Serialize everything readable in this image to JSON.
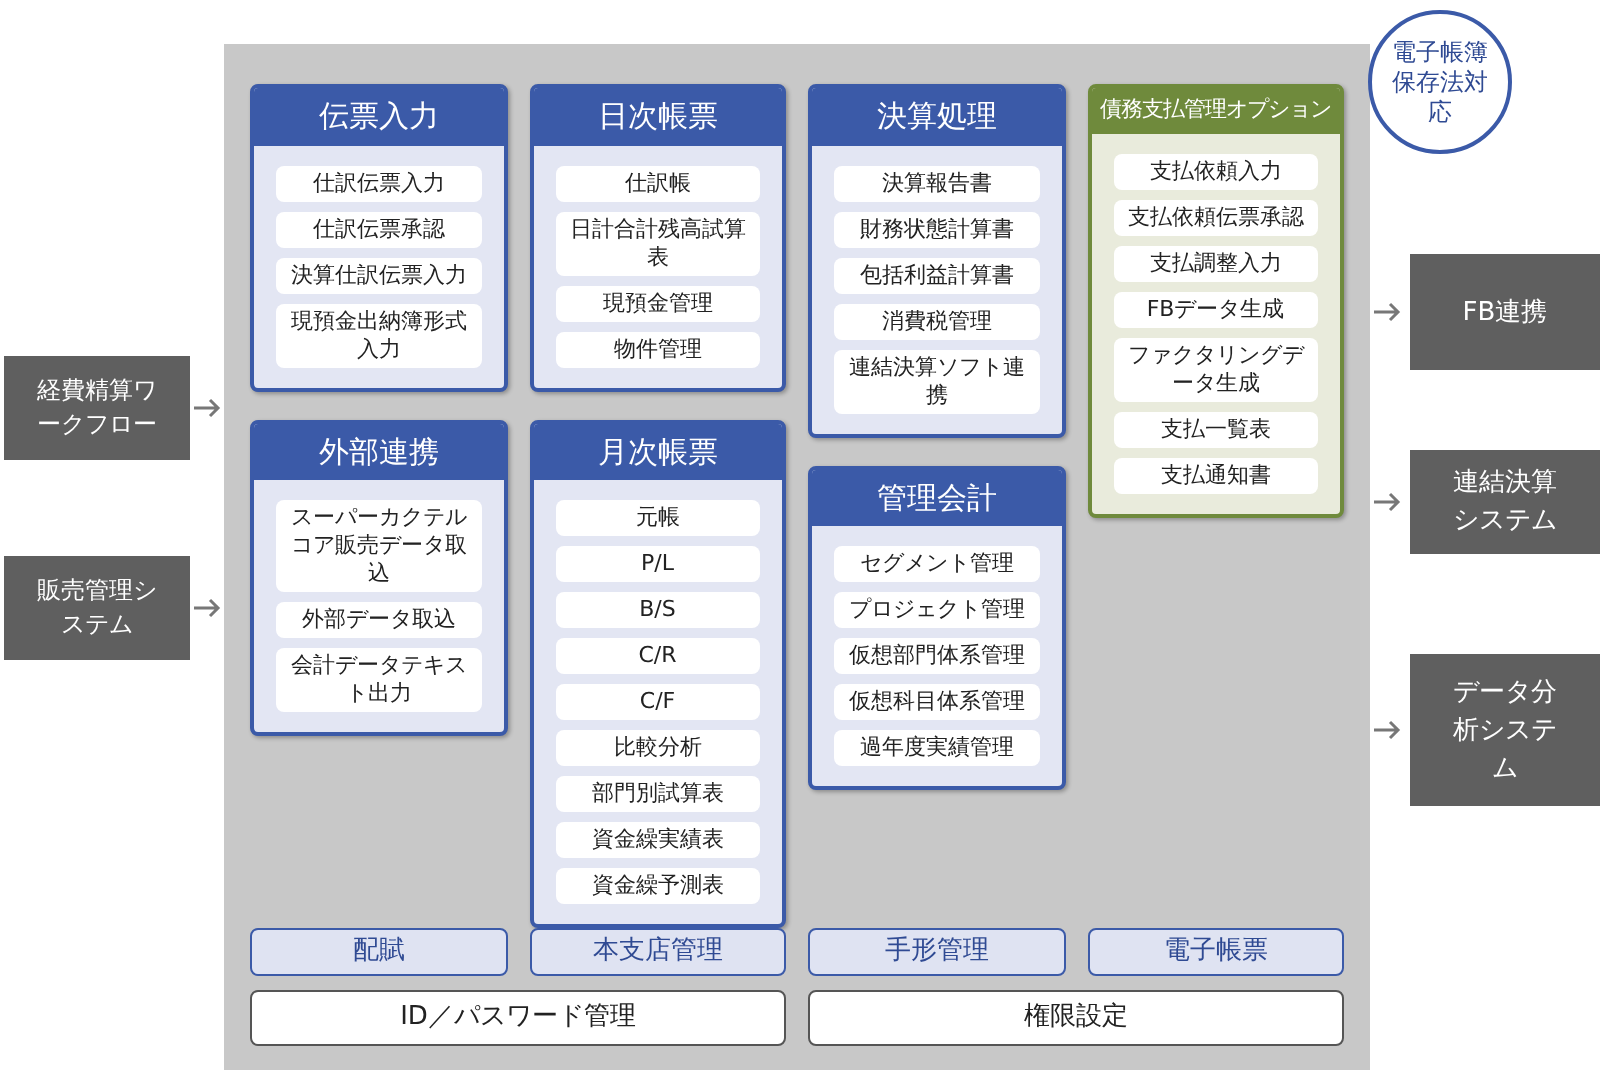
{
  "badge": "電子帳簿保存法対応",
  "inputs": [
    "経費精算ワークフロー",
    "販売管理システム"
  ],
  "columns": [
    [
      {
        "title": "伝票入力",
        "kind": "standard",
        "items": [
          "仕訳伝票入力",
          "仕訳伝票承認",
          "決算仕訳伝票入力",
          "現預金出納簿形式入力"
        ]
      },
      {
        "title": "外部連携",
        "kind": "standard",
        "items": [
          "スーパーカクテルコア販売データ取込",
          "外部データ取込",
          "会計データテキスト出力"
        ]
      }
    ],
    [
      {
        "title": "日次帳票",
        "kind": "standard",
        "items": [
          "仕訳帳",
          "日計合計残高試算表",
          "現預金管理",
          "物件管理"
        ]
      },
      {
        "title": "月次帳票",
        "kind": "standard",
        "items": [
          "元帳",
          "P/L",
          "B/S",
          "C/R",
          "C/F",
          "比較分析",
          "部門別試算表",
          "資金繰実績表",
          "資金繰予測表"
        ]
      }
    ],
    [
      {
        "title": "決算処理",
        "kind": "standard",
        "items": [
          "決算報告書",
          "財務状態計算書",
          "包括利益計算書",
          "消費税管理",
          "連結決算ソフト連携"
        ]
      },
      {
        "title": "管理会計",
        "kind": "standard",
        "items": [
          "セグメント管理",
          "プロジェクト管理",
          "仮想部門体系管理",
          "仮想科目体系管理",
          "過年度実績管理"
        ]
      }
    ],
    [
      {
        "title": "債務支払管理オプション",
        "kind": "option",
        "items": [
          "支払依頼入力",
          "支払依頼伝票承認",
          "支払調整入力",
          "FBデータ生成",
          "ファクタリングデータ生成",
          "支払一覧表",
          "支払通知書"
        ]
      }
    ]
  ],
  "common_features": [
    "配賦",
    "本支店管理",
    "手形管理",
    "電子帳票"
  ],
  "base_features": [
    "ID／パスワード管理",
    "権限設定"
  ],
  "outputs": [
    "FB連携",
    "連結決算システム",
    "データ分析システム"
  ]
}
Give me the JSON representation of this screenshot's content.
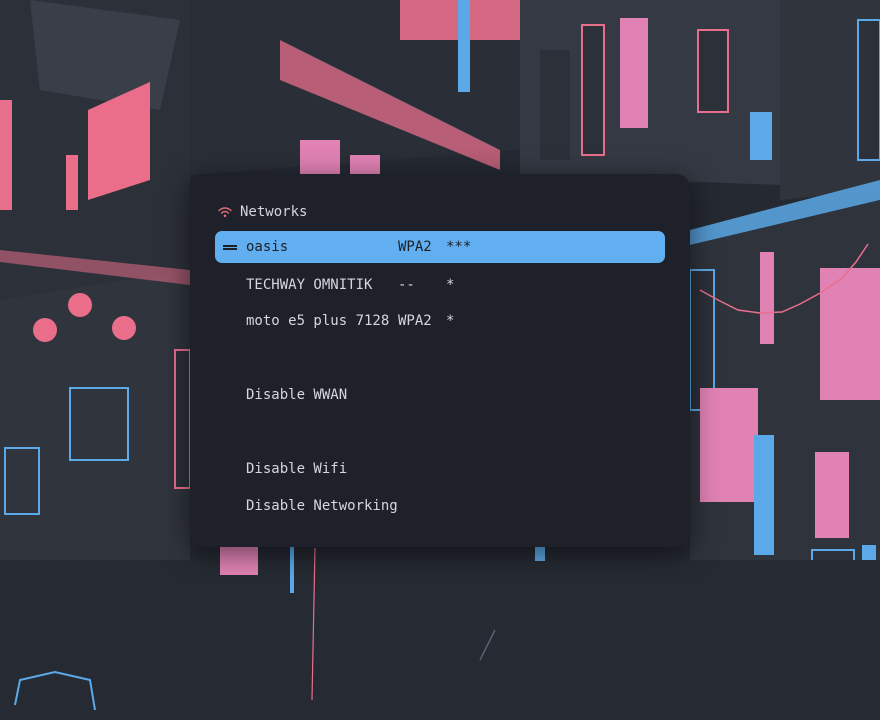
{
  "prompt": {
    "label": "Networks",
    "icon": "wifi-icon",
    "icon_color": "#e06c75"
  },
  "networks": [
    {
      "ssid": "oasis",
      "security": "WPA2",
      "signal": "***",
      "selected": true
    },
    {
      "ssid": "TECHWAY OMNITIK",
      "security": "--",
      "signal": "*",
      "selected": false
    },
    {
      "ssid": "moto e5 plus 7128",
      "security": "WPA2",
      "signal": "*",
      "selected": false
    }
  ],
  "actions": [
    {
      "label": "Disable WWAN"
    },
    {
      "label": "Disable Wifi"
    },
    {
      "label": "Disable Networking"
    }
  ],
  "theme": {
    "panel_bg": "#1e2129",
    "selection_bg": "#61aef0",
    "text": "#d4d7de"
  }
}
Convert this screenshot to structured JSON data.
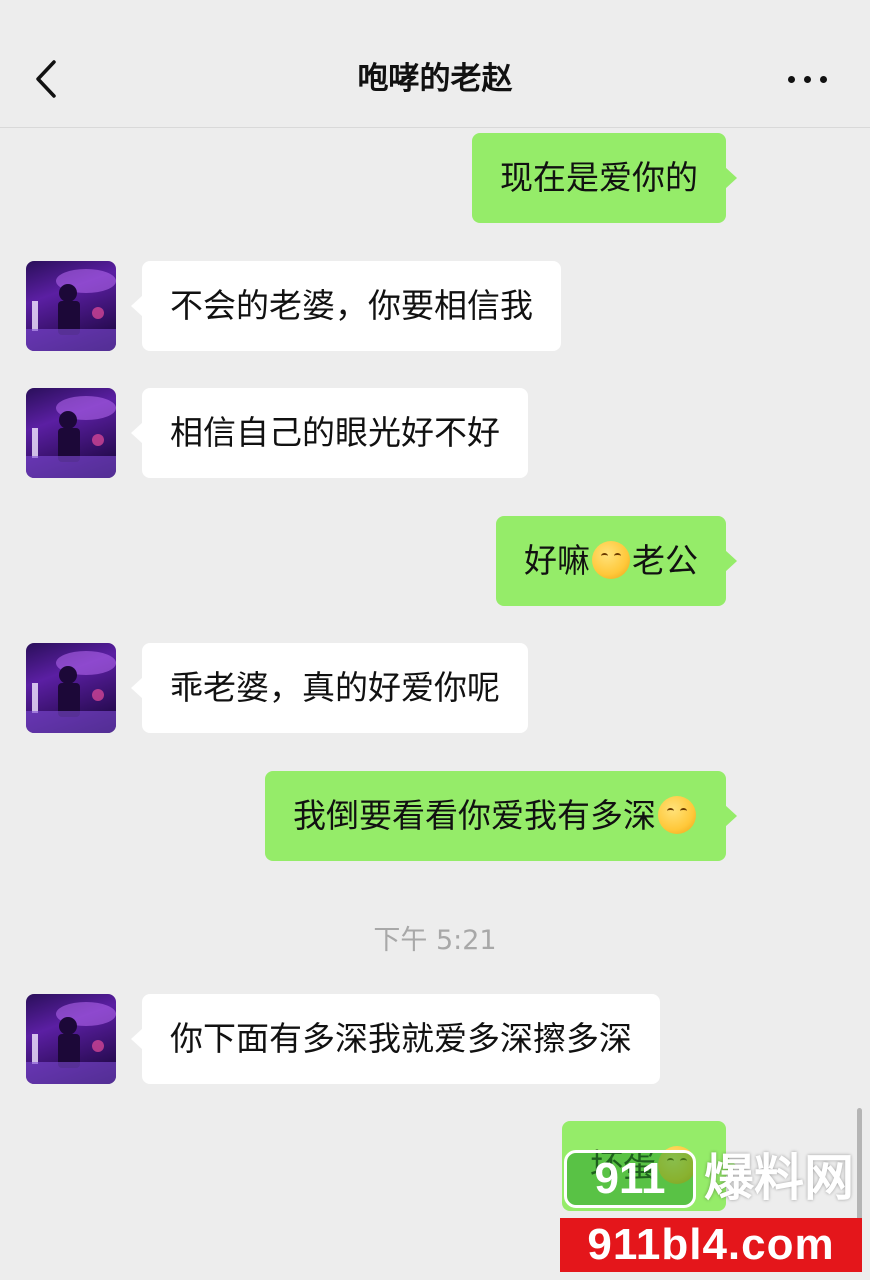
{
  "header": {
    "title": "咆哮的老赵",
    "back_icon": "chevron-left-icon",
    "more_icon": "more-dots-icon"
  },
  "messages": [
    {
      "side": "out",
      "text": "现在是爱你的"
    },
    {
      "side": "in",
      "text": "不会的老婆，你要相信我"
    },
    {
      "side": "in",
      "text": "相信自己的眼光好不好"
    },
    {
      "side": "out",
      "pre": "好嘛",
      "emoji": "blush-hand-emoji",
      "post": "老公"
    },
    {
      "side": "in",
      "text": "乖老婆，真的好爱你呢"
    },
    {
      "side": "out",
      "pre": "我倒要看看你爱我有多深",
      "emoji": "blush-hand-emoji"
    },
    {
      "side": "in",
      "text": "你下面有多深我就爱多深擦多深"
    },
    {
      "side": "out",
      "pre": "坏蛋",
      "emoji": "laughing-emoji"
    }
  ],
  "timestamp": "下午 5:21",
  "watermark": {
    "badge": "911",
    "title": "爆料网",
    "url": "911bl4.com"
  },
  "colors": {
    "background": "#ededed",
    "incoming_bubble": "#ffffff",
    "outgoing_bubble": "#95ec69",
    "timestamp": "#a8a8a8",
    "watermark_red": "#e4161b"
  }
}
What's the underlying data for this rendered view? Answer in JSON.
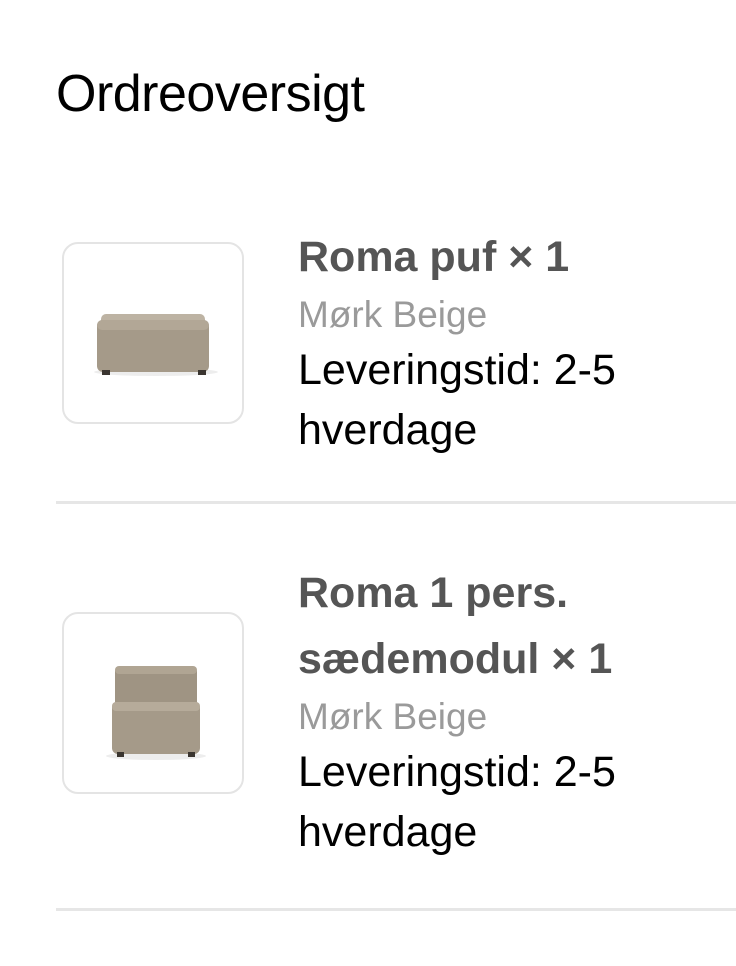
{
  "page": {
    "title": "Ordreoversigt"
  },
  "order_items": [
    {
      "name": "Roma puf × 1",
      "variant": "Mørk Beige",
      "delivery": "Leveringstid: 2-5 hverdage",
      "image_icon": "pouf-image"
    },
    {
      "name": "Roma 1 pers. sædemodul × 1",
      "variant": "Mørk Beige",
      "delivery": "Leveringstid: 2-5 hverdage",
      "image_icon": "seat-module-image"
    }
  ],
  "colors": {
    "name_text": "#555555",
    "variant_text": "#9a9a9a",
    "divider": "#e6e6e6",
    "fabric": "#a59a89"
  }
}
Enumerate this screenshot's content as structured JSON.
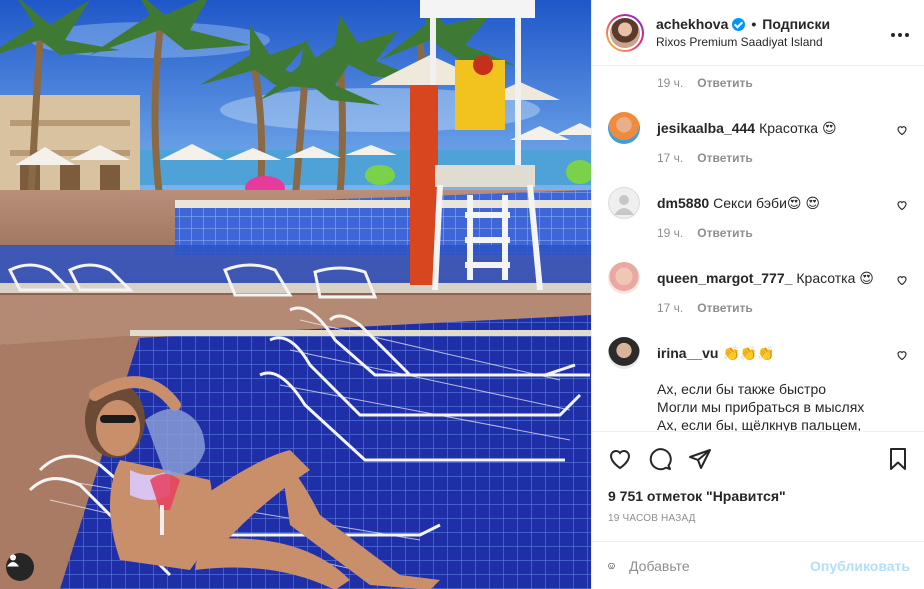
{
  "post": {
    "author": "achekhova",
    "follow_label": "Подписки",
    "location": "Rixos Premium Saadiyat Island",
    "likes": "9 751 отметок \"Нравится\"",
    "time_ago": "19 ЧАСОВ НАЗАД"
  },
  "comments": {
    "reply_label": "Ответить",
    "first_meta_time": "19 ч.",
    "items": [
      {
        "user": "jesikaalba_444",
        "text": "Красотка 😍",
        "time": "17 ч.",
        "avatar_color": "#f4a35c"
      },
      {
        "user": "dm5880",
        "text": "Секси бэби😍 😍",
        "time": "19 ч.",
        "avatar_color": "#dbdbdb"
      },
      {
        "user": "queen_margot_777_",
        "text": "Красотка 😍",
        "time": "17 ч.",
        "avatar_color": "#f3cfc4"
      },
      {
        "user": "irina__vu",
        "text": "👏👏👏",
        "lines": [
          "Ах, если бы также быстро",
          "Могли мы прибраться в мыслях",
          "Ах, если бы, щёлкнув пальцем,"
        ],
        "avatar_color": "#5b5b5b"
      }
    ]
  },
  "comment_box": {
    "placeholder": "Добавьте",
    "publish_label": "Опубликовать"
  },
  "icons": [
    "more-icon",
    "heart-icon",
    "comment-icon",
    "share-icon",
    "bookmark-icon",
    "emoji-icon",
    "user-tag-icon",
    "verified-icon"
  ],
  "colors": {
    "accent": "#0095f6",
    "muted": "#8e8e8e",
    "publish_disabled": "#b2dffc"
  }
}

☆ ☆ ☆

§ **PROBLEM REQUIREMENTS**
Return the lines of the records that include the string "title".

§ **COMPLETED EXERCISE**
        "title": "伝票入力",
        "title": "外部連携",
        "title": "日次帳票",
        "title": "月次帳票",
        "title": "決算処理",
        "title": "管理会計",
        "title": "債務支払管理オプション",
    "title": "咆哮的老赵",
    "title": "爆料网",
    "title": "Ordreoversigt"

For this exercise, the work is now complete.